The final battle breaks out at Hogwarts with everyone and his mother joining in to fight. There are genuinely heart-wrenching scenes and shocking deaths (I admit it: I cried like a baby). Answers to questions that have plagued fans for years are finally given, and plot threads — some originating all the way back in the first Harry Potter book, which was published 10 years ago — are woven together to form a most fitting conclusion, even if it is a predictable one.
As with each of the previous Harry Potter books, Rowling’s creativity, imagination, and attention to detail are impressive. Each new location explored by the Trio is well developed and replete with the magical quirks that readers have come to expect from Rowling. (In one scene, wizards and witches line up to enter the Ministry of Magic by flushing themselves down enchanted toilets.) We see fleshed out stories for characters that were only mentioned in passing in previous books: the Dark wizard Grindelwald, Luna Lovegood’s eccentric father, Dumbledore’s goat-loving brother Aberforth, and Harry’s mother Lily Potter, among others.
What may be surprising to some readers is the level of character development seen in this book.

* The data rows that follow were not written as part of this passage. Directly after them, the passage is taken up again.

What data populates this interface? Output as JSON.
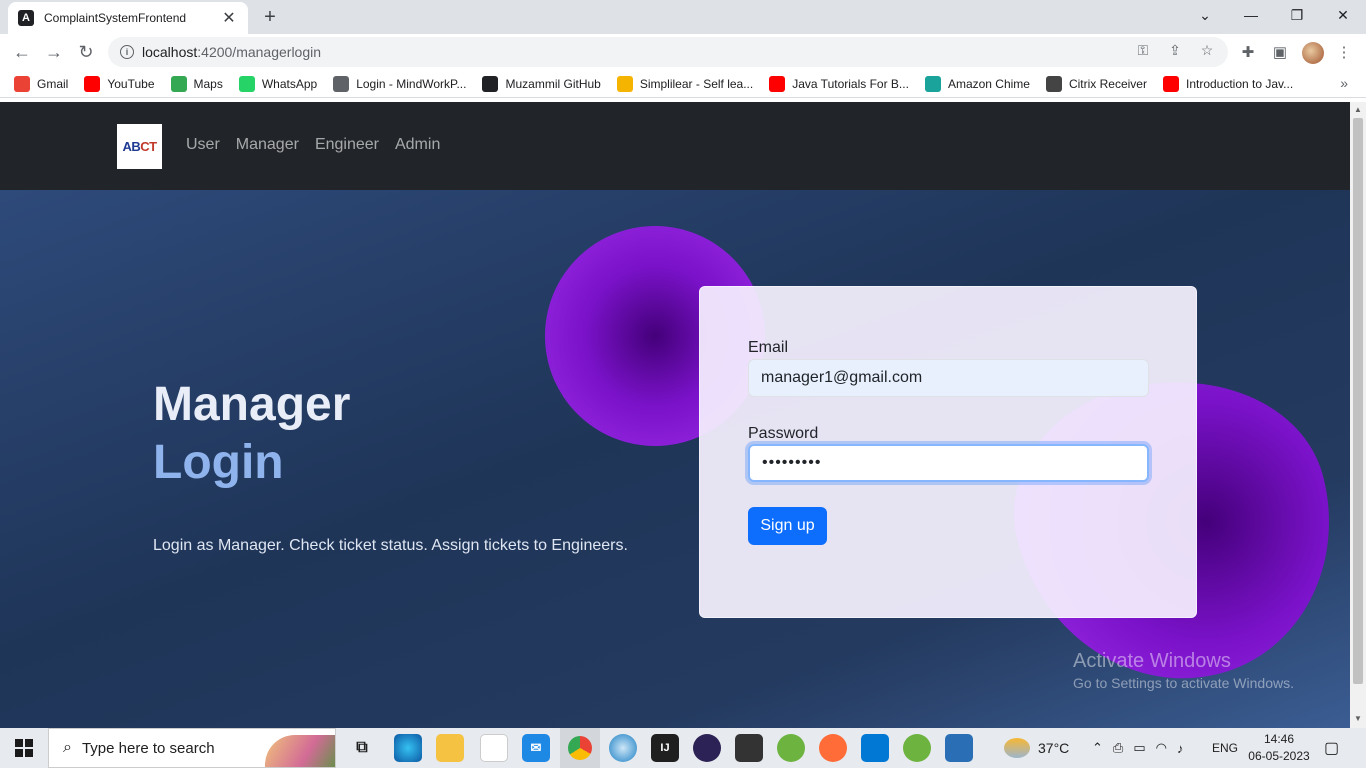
{
  "browser": {
    "tab_title": "ComplaintSystemFrontend",
    "url_host": "localhost",
    "url_path": ":4200/managerlogin"
  },
  "bookmarks": [
    {
      "label": "Gmail",
      "icon": "gmail-icon",
      "color": "#ea4335"
    },
    {
      "label": "YouTube",
      "icon": "youtube-icon",
      "color": "#ff0000"
    },
    {
      "label": "Maps",
      "icon": "maps-icon",
      "color": "#34a853"
    },
    {
      "label": "WhatsApp",
      "icon": "whatsapp-icon",
      "color": "#25d366"
    },
    {
      "label": "Login - MindWorkP...",
      "icon": "globe-icon",
      "color": "#5f6368"
    },
    {
      "label": "Muzammil GitHub",
      "icon": "github-icon",
      "color": "#202124"
    },
    {
      "label": "Simplilear - Self lea...",
      "icon": "simplilearn-icon",
      "color": "#f4b400"
    },
    {
      "label": "Java Tutorials For B...",
      "icon": "youtube-icon",
      "color": "#ff0000"
    },
    {
      "label": "Amazon Chime",
      "icon": "chime-icon",
      "color": "#1aa39b"
    },
    {
      "label": "Citrix Receiver",
      "icon": "citrix-icon",
      "color": "#444"
    },
    {
      "label": "Introduction to Jav...",
      "icon": "youtube-icon",
      "color": "#ff0000"
    }
  ],
  "navbar": {
    "logo_text_a": "AB",
    "logo_text_b": "CT",
    "links": [
      "User",
      "Manager",
      "Engineer",
      "Admin"
    ]
  },
  "hero": {
    "title_line1": "Manager",
    "title_line2": "Login",
    "description": "Login as Manager. Check ticket status. Assign tickets to Engineers."
  },
  "form": {
    "email_label": "Email",
    "email_value": "manager1@gmail.com",
    "password_label": "Password",
    "password_value": "•••••••••",
    "submit_label": "Sign up"
  },
  "watermark": {
    "line1": "Activate Windows",
    "line2": "Go to Settings to activate Windows."
  },
  "taskbar": {
    "search_placeholder": "Type here to search",
    "weather": "37°C",
    "language": "ENG",
    "time": "14:46",
    "date": "06-05-2023"
  }
}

The characters in the Harry Potter series have long been somewhat two dimensional and black and white. But as the series ends and Harry himself grows up and begins to see shades of grey, the characters start to show some depth and become infinitely more interesting. Harry’s journey in Deathly Hallows is as much a philosophical and moral one as it is a physical quest. We see Harry, now an adult, finally grow into the role of the hero that he has been groomed for; he is someone who refuses to accept comfortable lies and half-truths, someone who isn’t afraid to look Death in the eyes.
Another surprise for readers may be just how dark and depressing the book is. While Harry Potter may have started out as a children’s book series, it hasn’t ended that way. Rowling doesn’t shy away from describing the horrors of the war and of the new regime, strongly reminiscent of Nazi Germany during World War II. And did I mention that a lot of people die?
As a whole, Deathly Hallows does what it sets out to do: it provides a fitting conclusion for one of history’s most popular series of children’s books. But although Harry’s story is now closed, Potter fans can still look forward to an encyclopedia of the Wizarding world that J.K. Rowling has said she will write, a compendium that may answer some of the many questions that remain and will allow us to visit the world of Harry Potter once more.